Blue

Reflections 18th June 2017

A Reflection for Corpus Christi

JN: 6: 51-58 ( http://www.usccb.org/bible/readings/061817.cfm  )

In the opening passage in his book ‘The Devil’s Advocate’, the Australian author Morris West tells the story of Fr. Blaise Meredith.  Unwell, the English priest goes to the doctor who takes an X-Ray. Holding it up to the light, the doctor points out a large tumour and tells Fr. Blaise that he has carcinoma. “Can you operate on it?” asks the priest. The doctor says that he could and that if he did the priest could live for about six months. However, he added that if Fr. Blaise did not undergo the operation he would live longer but would die somewhat more painfully. They both agreed that it was a grim choice, and one that only the priest could make. 

After this encounter with the doctor, Fr. Blaise walks across to the public park. It’s the spring, HIS spring and he begins to reflect: “Why is it that when his encounter with the risen Christ through death is revealed, the date is almost set?  Why no sense of confidence or hope? What’s holding him back? Surely his job as an archivist is hardly enough to hold him back from the great vision of God! Nor would his misty old room in the Vatican, lined with volumes of books, be enough to postpone the Beatific Vision. As for relationships, he’s an academic and happier in isolation than in community; would anybody shed a tear at his passing?

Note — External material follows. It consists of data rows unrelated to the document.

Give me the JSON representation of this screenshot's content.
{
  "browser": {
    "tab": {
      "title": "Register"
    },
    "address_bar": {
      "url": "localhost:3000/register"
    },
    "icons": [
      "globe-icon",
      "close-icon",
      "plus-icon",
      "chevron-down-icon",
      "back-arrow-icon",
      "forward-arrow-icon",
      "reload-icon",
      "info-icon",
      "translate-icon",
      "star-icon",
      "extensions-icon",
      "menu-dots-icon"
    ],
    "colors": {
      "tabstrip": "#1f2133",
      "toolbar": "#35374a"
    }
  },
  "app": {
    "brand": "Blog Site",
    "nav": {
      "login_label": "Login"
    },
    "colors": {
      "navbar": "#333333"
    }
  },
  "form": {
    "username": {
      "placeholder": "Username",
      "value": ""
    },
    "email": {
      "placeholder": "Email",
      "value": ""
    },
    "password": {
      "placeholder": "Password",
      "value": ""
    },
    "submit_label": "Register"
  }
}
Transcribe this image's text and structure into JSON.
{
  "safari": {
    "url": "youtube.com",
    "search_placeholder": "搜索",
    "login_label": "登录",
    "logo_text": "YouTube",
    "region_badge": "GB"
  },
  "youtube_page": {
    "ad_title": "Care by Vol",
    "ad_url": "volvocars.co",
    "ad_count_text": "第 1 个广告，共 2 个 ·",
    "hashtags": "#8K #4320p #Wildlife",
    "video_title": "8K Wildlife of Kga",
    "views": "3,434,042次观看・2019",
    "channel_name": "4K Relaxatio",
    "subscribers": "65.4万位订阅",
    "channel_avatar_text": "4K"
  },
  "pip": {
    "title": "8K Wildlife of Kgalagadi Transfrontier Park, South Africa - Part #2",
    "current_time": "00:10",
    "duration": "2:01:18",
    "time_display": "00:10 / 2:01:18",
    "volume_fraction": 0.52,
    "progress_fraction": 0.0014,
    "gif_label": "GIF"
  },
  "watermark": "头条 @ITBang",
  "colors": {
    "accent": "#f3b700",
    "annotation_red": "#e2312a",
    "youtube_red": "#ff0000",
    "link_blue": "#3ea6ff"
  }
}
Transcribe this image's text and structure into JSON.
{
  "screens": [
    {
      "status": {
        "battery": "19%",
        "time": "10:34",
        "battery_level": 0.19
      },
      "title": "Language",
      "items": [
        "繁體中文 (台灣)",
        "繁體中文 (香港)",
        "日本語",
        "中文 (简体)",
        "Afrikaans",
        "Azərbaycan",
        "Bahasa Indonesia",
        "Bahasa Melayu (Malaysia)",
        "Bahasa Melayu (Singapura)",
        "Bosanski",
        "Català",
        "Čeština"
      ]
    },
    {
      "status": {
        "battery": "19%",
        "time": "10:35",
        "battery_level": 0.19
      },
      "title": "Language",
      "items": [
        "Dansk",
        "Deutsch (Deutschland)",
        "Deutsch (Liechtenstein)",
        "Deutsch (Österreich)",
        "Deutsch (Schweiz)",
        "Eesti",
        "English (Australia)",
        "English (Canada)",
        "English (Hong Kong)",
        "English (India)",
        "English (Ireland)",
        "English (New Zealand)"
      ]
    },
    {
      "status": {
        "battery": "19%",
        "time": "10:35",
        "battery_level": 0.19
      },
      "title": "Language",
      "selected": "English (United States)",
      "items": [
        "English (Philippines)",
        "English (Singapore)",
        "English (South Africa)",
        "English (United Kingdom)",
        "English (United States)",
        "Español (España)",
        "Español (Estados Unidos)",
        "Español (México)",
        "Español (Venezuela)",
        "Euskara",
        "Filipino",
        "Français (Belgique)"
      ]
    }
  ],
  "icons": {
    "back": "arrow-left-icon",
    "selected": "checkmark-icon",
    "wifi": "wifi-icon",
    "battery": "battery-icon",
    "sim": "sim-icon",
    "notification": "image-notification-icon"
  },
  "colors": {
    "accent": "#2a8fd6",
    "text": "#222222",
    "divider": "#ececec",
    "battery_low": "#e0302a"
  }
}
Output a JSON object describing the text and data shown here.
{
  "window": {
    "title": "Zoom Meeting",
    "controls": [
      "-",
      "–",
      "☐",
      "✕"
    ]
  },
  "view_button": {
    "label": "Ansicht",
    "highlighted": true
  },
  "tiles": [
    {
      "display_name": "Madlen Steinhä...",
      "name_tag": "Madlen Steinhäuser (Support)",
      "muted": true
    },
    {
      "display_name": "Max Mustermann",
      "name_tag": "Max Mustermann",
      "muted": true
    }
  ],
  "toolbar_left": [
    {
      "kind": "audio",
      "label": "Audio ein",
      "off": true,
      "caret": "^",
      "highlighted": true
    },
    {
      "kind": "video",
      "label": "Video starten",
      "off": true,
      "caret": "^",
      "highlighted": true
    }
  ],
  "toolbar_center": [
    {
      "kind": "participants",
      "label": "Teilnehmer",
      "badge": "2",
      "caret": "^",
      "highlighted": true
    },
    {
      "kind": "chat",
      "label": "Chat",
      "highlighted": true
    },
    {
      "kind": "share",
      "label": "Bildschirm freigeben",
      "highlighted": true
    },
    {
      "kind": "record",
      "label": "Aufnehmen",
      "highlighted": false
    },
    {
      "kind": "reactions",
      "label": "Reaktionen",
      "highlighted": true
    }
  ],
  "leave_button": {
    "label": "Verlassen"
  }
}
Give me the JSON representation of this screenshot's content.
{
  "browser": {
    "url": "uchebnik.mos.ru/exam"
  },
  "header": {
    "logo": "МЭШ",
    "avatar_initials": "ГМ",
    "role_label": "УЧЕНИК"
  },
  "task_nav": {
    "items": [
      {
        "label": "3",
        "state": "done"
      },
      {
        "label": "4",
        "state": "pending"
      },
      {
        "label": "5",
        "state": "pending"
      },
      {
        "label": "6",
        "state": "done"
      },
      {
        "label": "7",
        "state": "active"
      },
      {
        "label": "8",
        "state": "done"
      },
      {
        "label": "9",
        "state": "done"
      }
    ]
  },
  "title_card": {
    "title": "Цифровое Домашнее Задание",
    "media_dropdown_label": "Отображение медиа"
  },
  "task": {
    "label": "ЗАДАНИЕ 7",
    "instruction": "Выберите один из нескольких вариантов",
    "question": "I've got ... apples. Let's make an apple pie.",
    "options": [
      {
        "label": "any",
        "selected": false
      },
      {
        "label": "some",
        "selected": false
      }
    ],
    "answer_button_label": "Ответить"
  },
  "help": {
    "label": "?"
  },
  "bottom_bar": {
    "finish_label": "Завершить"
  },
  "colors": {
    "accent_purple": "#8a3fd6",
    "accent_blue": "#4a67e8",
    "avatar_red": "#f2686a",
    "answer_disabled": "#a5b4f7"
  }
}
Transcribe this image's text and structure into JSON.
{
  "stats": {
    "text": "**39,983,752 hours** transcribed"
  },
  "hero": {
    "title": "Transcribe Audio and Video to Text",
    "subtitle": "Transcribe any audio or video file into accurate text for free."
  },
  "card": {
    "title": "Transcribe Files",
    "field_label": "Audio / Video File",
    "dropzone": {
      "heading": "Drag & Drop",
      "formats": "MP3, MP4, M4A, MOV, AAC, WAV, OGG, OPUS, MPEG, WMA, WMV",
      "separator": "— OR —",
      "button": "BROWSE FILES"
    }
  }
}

Finally, he reflects on his personal relationship with God, and on his prayer life. He says his daily Office but as a matter of routine and without enthusiasm. As for the celebration of the Eucharist / the prayer of invocation, he realises that this is an expression of our longing for God. Calling on God to come and be with us is essential for receiving the gift of the sacrament. It is to call on the Holy Spirit to make real among us the gift of the Body and Blood of the Lord, that we are receiving.

God comes to us to the extent that we hunger for Him. If there is no hunger, he may come to us sacramentally, but not personally.

It is a moment of Truth. Fr. Blaise realises that he never hungered for God at all. He is shattered!


Hugh Fagan C.S.Sp. – Fr Hugh was ordained in 1961, and took up appointment in The Gambia, in west Africa, the following year. Now resident in Kimmage, he has also ministered in Ireland and Australia.